And while training data was heavily biased in the early-to-mid-2010s, primarily due to a lack of diverse datasets, this has arguably improved since.
One prominent AI recruitment tool is Sapia, dubbed a ‘smart interviewer.’ According to Sapia’s founder, Barb Hyman, AI allows for a ‘blind’ interview process that doesn’t rely on resumes, social media, or demographic data but solely on the applicant’s responses, thereby eliminating biases prevalent in human-led hiring.
These systems can provide a fair shot for everyone by interviewing all applicants. Hyman suggests, “You are twice as likely to get women and keep women in the hiring process when you’re using AI.”
But, even the very process of interviewing someone with AI raises questions.
Natural language processing (NLP) models are generally primarily trained on native English texts, meaning they’re poor at handling non-native English.
These systems might inadvertently penalize non-native English speakers or those with different cultural traits. Moreover, critics argue that disabilities might not be adequately accounted for in an AI chat or video interview, leading to further potential discrimination.
This is aggravated by the fact that applicants often don’t know whether an AI is assessing them, thus making it impossible to request necessary adjustments to the interview process.
Datasets are fundamental
Datasets are fundamental here.
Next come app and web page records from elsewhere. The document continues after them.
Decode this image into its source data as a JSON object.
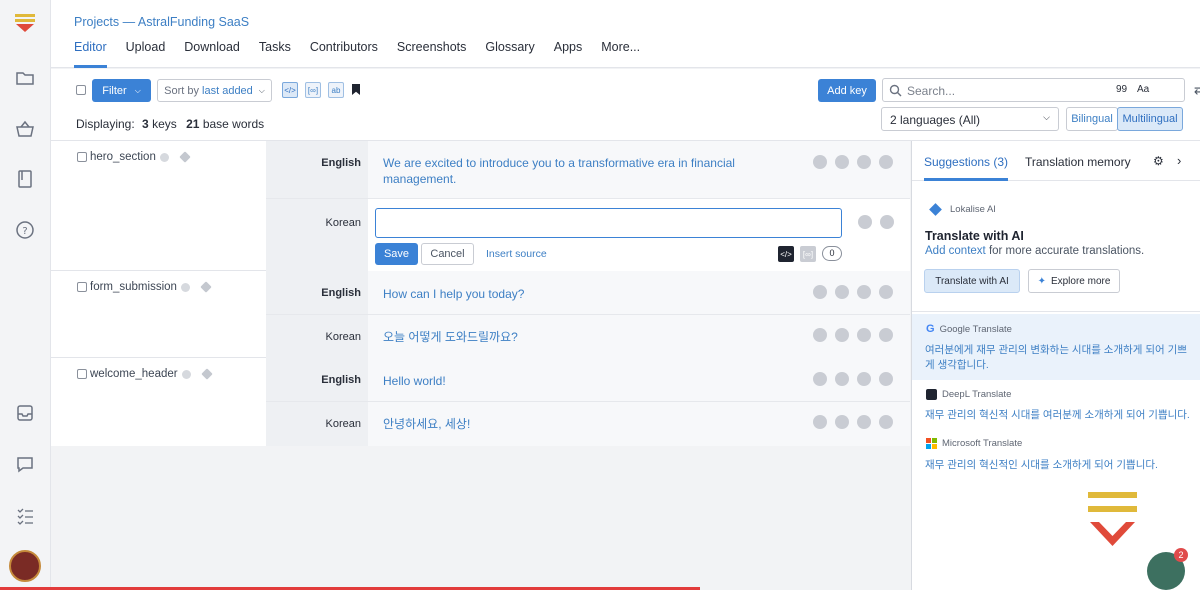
{
  "header": {
    "breadcrumb": "Projects — AstralFunding SaaS",
    "nav": [
      "Editor",
      "Upload",
      "Download",
      "Tasks",
      "Contributors",
      "Screenshots",
      "Glossary",
      "Apps",
      "More..."
    ]
  },
  "toolbar": {
    "filter_label": "Filter",
    "sort_prefix": "Sort by",
    "sort_value": "last added",
    "add_key_label": "Add key",
    "search_placeholder": "Search...",
    "search_count": "99",
    "case_toggle": "Aa",
    "displaying_label": "Displaying:",
    "keys_count": "3",
    "keys_label": "keys",
    "base_words_count": "21",
    "base_words_label": "base words",
    "languages_select": "2 languages (All)",
    "bilingual_label": "Bilingual",
    "multilingual_label": "Multilingual"
  },
  "keys": [
    {
      "name": "hero_section",
      "english_label": "English",
      "english_text": "We are excited to introduce you to a transformative era in financial management.",
      "korean_label": "Korean",
      "save_label": "Save",
      "cancel_label": "Cancel",
      "insert_source_label": "Insert source",
      "char_count": "0"
    },
    {
      "name": "form_submission",
      "english_label": "English",
      "english_text": "How can I help you today?",
      "korean_label": "Korean",
      "korean_text": "오늘 어떻게 도와드릴까요?"
    },
    {
      "name": "welcome_header",
      "english_label": "English",
      "english_text": "Hello world!",
      "korean_label": "Korean",
      "korean_text": "안녕하세요, 세상!"
    }
  ],
  "panel": {
    "tab_suggestions": "Suggestions (3)",
    "tab_memory": "Translation memory",
    "lokalise_ai_label": "Lokalise AI",
    "ai_title": "Translate with AI",
    "add_context_link": "Add context",
    "add_context_rest": "for more accurate translations.",
    "translate_button": "Translate with AI",
    "explore_button": "Explore more",
    "machine_translations": [
      {
        "provider": "Google Translate",
        "text": "여러분에게 재무 관리의 변화하는 시대를 소개하게 되어 기쁘게 생각합니다."
      },
      {
        "provider": "DeepL Translate",
        "text": "재무 관리의 혁신적 시대를 여러분께 소개하게 되어 기쁩니다."
      },
      {
        "provider": "Microsoft Translate",
        "text": "재무 관리의 혁신적인 시대를 소개하게 되어 기쁩니다."
      }
    ]
  },
  "fab": {
    "badge": "2"
  },
  "colors": {
    "accent": "#3b82d6",
    "link": "#3d7fc4"
  }
}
Train an AI on decade-old data, and it learns decade-old values.
The labor market has become considerably more diverse since the turn of the millennium.
For example, in some countries, women outnumber men in several key medical disciplines, such as psychology, genetics, pediatrics, and immunology.
In the UK, a 2023 report found that 27% of women in employment worked in ‘professional occupations’ (such as doctors, engineers, nurses, accountants, teachers, and lawyers) compared to 26% of men, a trend that has steadily risen over 5 to 10 years.
Such transitions have accelerated in the last 2 to 5 years – many datasets are older and simply don’t reflect recent data. Similar issues apply to race and disabilities as they do to gender.
Datasets must reflect our increasingly diverse workplaces to serve everyone fairly.
While there’s still tremendous work to be done to ensure diversity in the workplace, AI must inherit values from the now and not the past. That should be a bare minimum for producing fair and transparent recruitment AIs.
The developers of recruitment AI likely face stiff regulation, with the US, UK, China, EU member states, and many other countries set to tighten AI controls over the coming years.
Research is ongoing, but it remains unlikely that most recruitment AIs are applying the fair and unbiased principles we expect of each other.